Since 2004 that associations such as “Berlin Postkolonial”, the Initiative Black People in Germany ISD Bund e. V. and people such as Mnyaka Sururu Mboro and Christian Kopp have been campaigning for a change of many street names in Berlin - considered as racist and offensive towards people's from other cultures specially Africans. Negroes or Mohr - terms like these are seen by Mboro as discriminatory and racist towards black people and people from African origin. Mohr means foolish, stupid, simple-minded from Latin, Greek.
Germany's colonial entanglements date back to the 17th century. In 1683 Brandenburg-Prussia had a colony on the west coast of Africa. Her name: Groß-Friedrichsburg. In 1717 the Prussians sold the colony to the Dutch. Until then, they had been involved in the transatlantic slave trade. It was during this period that Mohrenstrasse or M * strasse got its name, says Christian Kopp from Berlin-Postkolonial, an association that offers city tours on German colonial history. “The street is named 1706, that is the time when the first black people were brought here. As a rule, these were underage boys who had to serve here at the court. That means the name is closely linked to the history of the lack of freedom and enslavement of people of African origin. ”
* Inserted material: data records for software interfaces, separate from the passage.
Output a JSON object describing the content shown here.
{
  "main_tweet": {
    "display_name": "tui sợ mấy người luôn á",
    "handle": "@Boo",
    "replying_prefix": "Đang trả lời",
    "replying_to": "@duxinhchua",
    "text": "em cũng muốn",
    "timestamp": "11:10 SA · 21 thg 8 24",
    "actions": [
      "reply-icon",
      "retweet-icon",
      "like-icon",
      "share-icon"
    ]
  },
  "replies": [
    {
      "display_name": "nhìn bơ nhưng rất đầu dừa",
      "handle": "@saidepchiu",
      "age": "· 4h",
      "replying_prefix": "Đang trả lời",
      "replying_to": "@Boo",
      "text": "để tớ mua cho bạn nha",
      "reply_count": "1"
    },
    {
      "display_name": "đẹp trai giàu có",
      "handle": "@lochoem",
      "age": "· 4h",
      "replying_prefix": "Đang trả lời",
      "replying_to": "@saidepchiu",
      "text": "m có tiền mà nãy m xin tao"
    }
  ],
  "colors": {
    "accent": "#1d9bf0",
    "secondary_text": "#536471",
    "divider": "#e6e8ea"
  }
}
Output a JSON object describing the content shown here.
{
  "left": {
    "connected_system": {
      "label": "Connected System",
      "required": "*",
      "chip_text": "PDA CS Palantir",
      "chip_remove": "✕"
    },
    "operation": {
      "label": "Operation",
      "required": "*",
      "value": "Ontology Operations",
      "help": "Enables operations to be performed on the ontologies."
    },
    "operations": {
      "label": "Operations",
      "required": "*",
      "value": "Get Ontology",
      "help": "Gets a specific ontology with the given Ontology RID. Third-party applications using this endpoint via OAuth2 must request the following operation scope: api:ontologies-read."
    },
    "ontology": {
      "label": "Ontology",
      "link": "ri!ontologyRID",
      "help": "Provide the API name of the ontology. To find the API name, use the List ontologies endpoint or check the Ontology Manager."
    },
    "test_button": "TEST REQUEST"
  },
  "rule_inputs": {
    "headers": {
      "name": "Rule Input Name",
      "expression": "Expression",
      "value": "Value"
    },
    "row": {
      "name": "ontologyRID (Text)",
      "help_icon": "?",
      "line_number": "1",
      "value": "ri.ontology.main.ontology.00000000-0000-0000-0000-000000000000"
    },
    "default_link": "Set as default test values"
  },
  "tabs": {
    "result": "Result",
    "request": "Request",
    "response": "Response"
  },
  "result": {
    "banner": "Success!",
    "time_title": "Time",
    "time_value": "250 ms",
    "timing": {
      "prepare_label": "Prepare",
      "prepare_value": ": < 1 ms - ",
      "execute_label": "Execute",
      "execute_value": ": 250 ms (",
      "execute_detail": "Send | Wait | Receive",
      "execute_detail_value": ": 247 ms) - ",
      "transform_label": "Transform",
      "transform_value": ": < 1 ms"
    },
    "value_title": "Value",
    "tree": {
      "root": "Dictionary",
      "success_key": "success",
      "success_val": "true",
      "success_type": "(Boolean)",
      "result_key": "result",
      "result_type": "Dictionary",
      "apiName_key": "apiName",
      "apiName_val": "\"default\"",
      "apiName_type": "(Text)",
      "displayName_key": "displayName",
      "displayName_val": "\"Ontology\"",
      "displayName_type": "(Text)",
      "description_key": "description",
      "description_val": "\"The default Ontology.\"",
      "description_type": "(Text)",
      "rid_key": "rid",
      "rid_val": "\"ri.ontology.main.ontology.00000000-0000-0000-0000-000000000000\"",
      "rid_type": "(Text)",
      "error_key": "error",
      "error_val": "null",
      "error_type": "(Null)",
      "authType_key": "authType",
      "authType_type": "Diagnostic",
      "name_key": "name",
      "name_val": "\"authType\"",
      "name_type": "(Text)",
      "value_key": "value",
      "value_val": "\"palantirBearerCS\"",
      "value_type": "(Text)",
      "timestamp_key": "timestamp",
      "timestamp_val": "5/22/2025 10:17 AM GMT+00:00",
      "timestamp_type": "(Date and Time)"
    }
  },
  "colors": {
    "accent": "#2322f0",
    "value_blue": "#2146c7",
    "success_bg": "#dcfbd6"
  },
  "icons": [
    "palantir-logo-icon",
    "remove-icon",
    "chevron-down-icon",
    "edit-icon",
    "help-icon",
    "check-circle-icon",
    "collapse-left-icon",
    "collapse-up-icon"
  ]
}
The controversy over the renaming of Mohrenstrasse is representative of how complicated it is to adequately address Germany's role in colonialism. How to deal with it in a city that is full of memorial and memorial sites? And where is most of the neighborhood closer than the colonial legacy?